[EXTRACTED MATERIAL — start]
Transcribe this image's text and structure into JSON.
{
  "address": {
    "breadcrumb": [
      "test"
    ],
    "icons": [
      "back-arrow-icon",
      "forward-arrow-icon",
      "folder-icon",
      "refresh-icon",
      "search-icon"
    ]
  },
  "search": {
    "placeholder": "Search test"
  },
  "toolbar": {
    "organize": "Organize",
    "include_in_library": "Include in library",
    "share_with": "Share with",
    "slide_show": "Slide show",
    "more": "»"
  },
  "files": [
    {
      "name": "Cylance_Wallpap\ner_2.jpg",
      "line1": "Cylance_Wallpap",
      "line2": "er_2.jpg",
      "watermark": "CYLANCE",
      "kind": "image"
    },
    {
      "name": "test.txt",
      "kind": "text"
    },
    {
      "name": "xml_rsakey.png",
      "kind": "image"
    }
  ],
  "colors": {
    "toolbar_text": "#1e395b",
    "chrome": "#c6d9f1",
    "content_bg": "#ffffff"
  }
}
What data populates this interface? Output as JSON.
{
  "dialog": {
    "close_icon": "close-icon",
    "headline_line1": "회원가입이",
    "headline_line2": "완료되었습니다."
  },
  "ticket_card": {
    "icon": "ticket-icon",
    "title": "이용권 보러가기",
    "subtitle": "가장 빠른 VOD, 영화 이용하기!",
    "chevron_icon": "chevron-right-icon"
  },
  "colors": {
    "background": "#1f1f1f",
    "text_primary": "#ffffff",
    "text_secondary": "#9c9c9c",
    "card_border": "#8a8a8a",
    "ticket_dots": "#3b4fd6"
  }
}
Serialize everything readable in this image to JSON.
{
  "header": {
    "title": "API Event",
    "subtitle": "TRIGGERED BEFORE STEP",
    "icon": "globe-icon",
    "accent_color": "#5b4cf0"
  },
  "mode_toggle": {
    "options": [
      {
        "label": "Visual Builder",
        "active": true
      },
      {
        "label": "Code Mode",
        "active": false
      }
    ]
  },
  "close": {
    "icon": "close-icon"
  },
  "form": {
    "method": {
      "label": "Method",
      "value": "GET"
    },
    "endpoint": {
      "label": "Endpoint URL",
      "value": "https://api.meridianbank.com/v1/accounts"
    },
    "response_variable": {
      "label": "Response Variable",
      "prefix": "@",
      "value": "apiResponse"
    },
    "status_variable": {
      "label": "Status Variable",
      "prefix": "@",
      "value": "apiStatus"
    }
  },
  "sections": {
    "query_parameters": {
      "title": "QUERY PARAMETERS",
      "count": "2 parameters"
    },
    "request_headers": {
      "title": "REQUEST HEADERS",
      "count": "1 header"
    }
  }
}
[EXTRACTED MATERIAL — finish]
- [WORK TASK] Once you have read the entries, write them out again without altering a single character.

- [EXERCISE SOLUTION]
Transcribe this image's text and structure into JSON.
{
  "address": {
    "breadcrumb": [
      "test"
    ],
    "icons": [
      "back-arrow-icon",
      "forward-arrow-icon",
      "folder-icon",
      "refresh-icon",
      "search-icon"
    ]
  },
  "search": {
    "placeholder": "Search test"
  },
  "toolbar": {
    "organize": "Organize",
    "include_in_library": "Include in library",
    "share_with": "Share with",
    "slide_show": "Slide show",
    "more": "»"
  },
  "files": [
    {
      "name": "Cylance_Wallpap\ner_2.jpg",
      "line1": "Cylance_Wallpap",
      "line2": "er_2.jpg",
      "watermark": "CYLANCE",
      "kind": "image"
    },
    {
      "name": "test.txt",
      "kind": "text"
    },
    {
      "name": "xml_rsakey.png",
      "kind": "image"
    }
  ],
  "colors": {
    "toolbar_text": "#1e395b",
    "chrome": "#c6d9f1",
    "content_bg": "#ffffff"
  }
}
What data populates this interface? Output as JSON.
{
  "dialog": {
    "close_icon": "close-icon",
    "headline_line1": "회원가입이",
    "headline_line2": "완료되었습니다."
  },
  "ticket_card": {
    "icon": "ticket-icon",
    "title": "이용권 보러가기",
    "subtitle": "가장 빠른 VOD, 영화 이용하기!",
    "chevron_icon": "chevron-right-icon"
  },
  "colors": {
    "background": "#1f1f1f",
    "text_primary": "#ffffff",
    "text_secondary": "#9c9c9c",
    "card_border": "#8a8a8a",
    "ticket_dots": "#3b4fd6"
  }
}
Serialize everything readable in this image to JSON.
{
  "header": {
    "title": "API Event",
    "subtitle": "TRIGGERED BEFORE STEP",
    "icon": "globe-icon",
    "accent_color": "#5b4cf0"
  },
  "mode_toggle": {
    "options": [
      {
        "label": "Visual Builder",
        "active": true
      },
      {
        "label": "Code Mode",
        "active": false
      }
    ]
  },
  "close": {
    "icon": "close-icon"
  },
  "form": {
    "method": {
      "label": "Method",
      "value": "GET"
    },
    "endpoint": {
      "label": "Endpoint URL",
      "value": "https://api.meridianbank.com/v1/accounts"
    },
    "response_variable": {
      "label": "Response Variable",
      "prefix": "@",
      "value": "apiResponse"
    },
    "status_variable": {
      "label": "Status Variable",
      "prefix": "@",
      "value": "apiStatus"
    }
  },
  "sections": {
    "query_parameters": {
      "title": "QUERY PARAMETERS",
      "count": "2 parameters"
    },
    "request_headers": {
      "title": "REQUEST HEADERS",
      "count": "1 header"
    }
  }
}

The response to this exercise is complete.